The right to representation is a tradition older than the nation itself. The Boston Globe asked what would have happened in 1770 if Harvard students had demanded that the administration remove the privileges of John Adams, the founding father and Harvard graduate who defended the British soldiers who took part in the Boston Massacre.

Famously, Adams took the case to illustrate the principle of innocent until proven guilty and to illustrate the integrity of the nascent nation’s legal system. “It is more important that innocence be protected than it is that guilt be punished, for guilt and crimes are so frequent in this world that they cannot all be punished,” Adams said.

“But if innocence itself is brought to the bar and condemned, perhaps to die, then the citizen will say, ‘Whether I do good or whether I do evil is immaterial, for innocence itself is no protection,’ and if such an idea as that were to take hold in the mind of the citizens that would be the end of security whatsoever.”

Political correctness culture

Some argue that students demanding Sullivan’s resignation is another indicator of the new climate that has been sweeping across college campuses in America—one that has professors prefacing their lectures with “trigger warnings” and stopped popular comedians like Chris Rock from performing.

This new climate presumes an extraordinary fragility of the collegiate psyche with its main goal that of protecting students from psychological harm. Often called by the media a “resurgence of PC culture,” it is somewhat more restrictive than the movement from the 1980s and ‘90s, which sought to specifically rein in hate speech and challenge the literary, philosophical and historical canon to include more diverse perspectives.

Harvard has had faculty lawyers represent notorious defendants before—perhaps most notably, attorney and Harvard professor Alan Dershowitz for O.J. Simpson’s legal defense in 1995. (Notably, Dershowitz this week joined Weinstein’s defense as well.) Those critical of the new campus climate are asking, shouldn’t a defense lawyer be allowed to defend? What’s different between 1995 and today?

After #MeToo, everything matters more

Perhaps it is not so much Sullivan’s choice to join the defense team of a generally unpopular subject, as that he is joining the defense team of a person now singularly identified as the face of sexual malevolence.

This episode “displays the intensity of the anger at sexual malfeasance and the institutional indifference that has allowed such misconduct,” wrote The Chronicle of Higher Education. “Anger is warranted” as “sexual harassment and assault are all too prevalent and prohibitions against them remain all too ineffective.”

Students are seeing Sullivan joining Weinstein’s defense team not as a professional decision undertaken with the workings of the legal system in mind, but as a symbolic choice in an age where sexual assault on campus is an epidemic. And the Ivy League has endured its fair share of accusations. The documentary The Hunting Ground criticized Harvard—among other universities—for failing to protect students from sexual assault on campus. And an analysis by the Washington Post in 2016 found that Harvard was in the top 10 schools in the country with the highest total of rape reports on campus.

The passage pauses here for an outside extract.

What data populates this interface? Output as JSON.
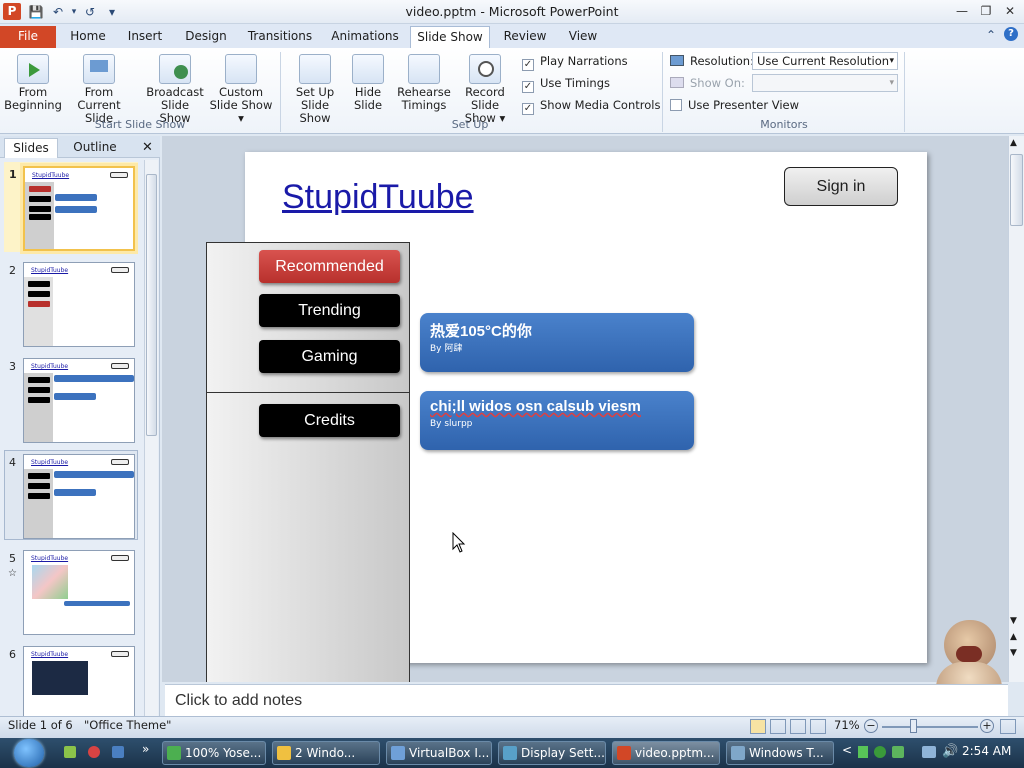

“Sullivan has failed to address the incongruity of his two roles—defending Weinstein in his role as defense attorney, while simultaneously working to promote a safe and comfortable environment for victims of sexual misconduct and assault in his capacity as faculty dean,” wrote the Crimson Editorial Board in an opinion piece. “We condemn his choice to represent Weinstein and urge him to address the tension between the two roles more directly than he previously has.”

In response to students’ concerns, Harvard administrators have launched a “climate review” to gauge the opinions of Winthrop House residents on the matter. No other action has been taken for the time being.

See also: Sylvia Plath’s “Newly Discovered” College Story